How to use the Javascript Optional Chaining operator (?.)

How to use the Javascript Optional Chaining operator (?.)


2 min read

Play this article

Ever encountered an error of the sort?

Cannot read property 'colour' of undefined

In this case, you probably expected an object, yourObjectName to have a colour property. So you went ahead to make use of it this way:

if (yourObjectName.colour === 'blue') {
  return 'Blue is cool';

Somehow, yourObjectName was undefined and the error, Cannot read property 'colour' of undefined was thrown to you.

You might want to make a check before making use of the colour property:

if (yourObjectName && yourObjectName.colour === 'blue') {
  return 'Blue is cool';

But this could be done in a much simpler and less verbose way using the JavaScript optional chaining operator (?.):

if (yourObjectName?.colour === 'blue') {
  return 'Blue is cool';

Notice any difference? Not much right?

The optional chaining operator (?.) enables you to read the value of a property located deep within a chain of connected objects without having to check that each reference in the chain is valid.

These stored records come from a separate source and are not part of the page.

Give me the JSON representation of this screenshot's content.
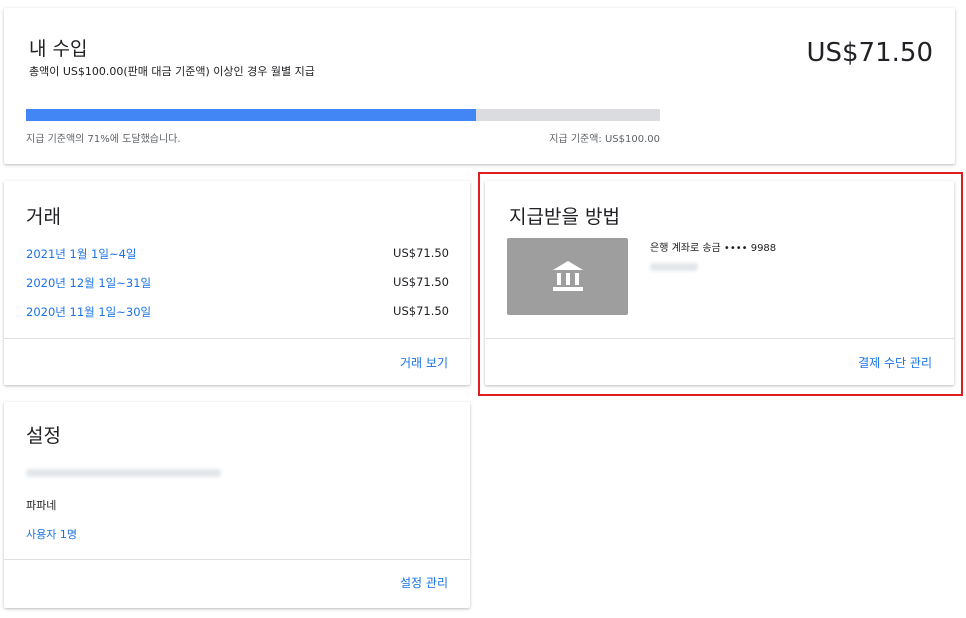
{
  "earnings": {
    "title": "내 수입",
    "subtitle": "총액이 US$100.00(판매 대금 기준액) 이상인 경우 월별 지급",
    "amount": "US$71.50",
    "progress_fraction": 0.71,
    "progress_text": "지급 기준액의 71%에 도달했습니다.",
    "threshold_text": "지급 기준액: US$100.00"
  },
  "transactions": {
    "title": "거래",
    "rows": [
      {
        "date": "2021년 1월 1일~4일",
        "amount": "US$71.50"
      },
      {
        "date": "2020년 12월 1일~31일",
        "amount": "US$71.50"
      },
      {
        "date": "2020년 11월 1일~30일",
        "amount": "US$71.50"
      }
    ],
    "view_link": "거래 보기"
  },
  "payment": {
    "title": "지급받을 방법",
    "method_label": "은행 계좌로 송금 •••• 9988",
    "manage_link": "결제 수단 관리",
    "icon": "bank-icon"
  },
  "settings": {
    "title": "설정",
    "name": "파파네",
    "users_link": "사용자 1명",
    "manage_link": "설정 관리"
  },
  "colors": {
    "accent": "#1a73e8",
    "progress": "#4285f4",
    "highlight": "#e01e1e"
  }
}
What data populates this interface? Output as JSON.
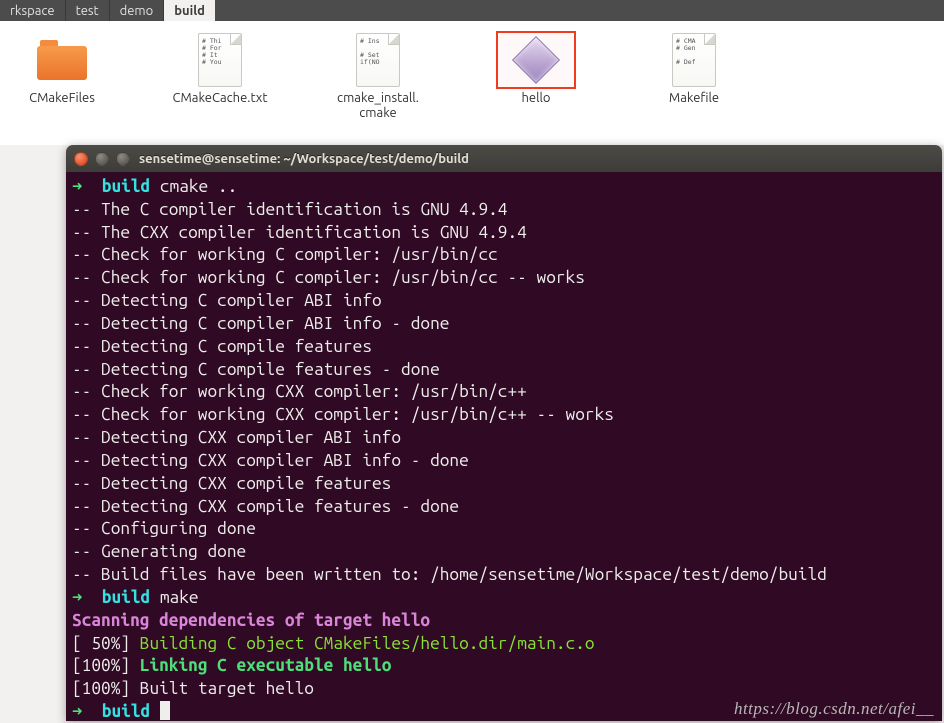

It's a much simpler approach for making checks in situations like this.

Thanks for your time. Also, this is my first article ๐Ÿ˜Š, please do well show some love by reacting to this article and following me.

I'll be making future posts like this on JavaScript and PHP (Laravel) and tech-related kinds of stuff. Maybe posts on other languages might follow as time goes by.

You can read more about the optional chaining operator in the official MDN Web Docs.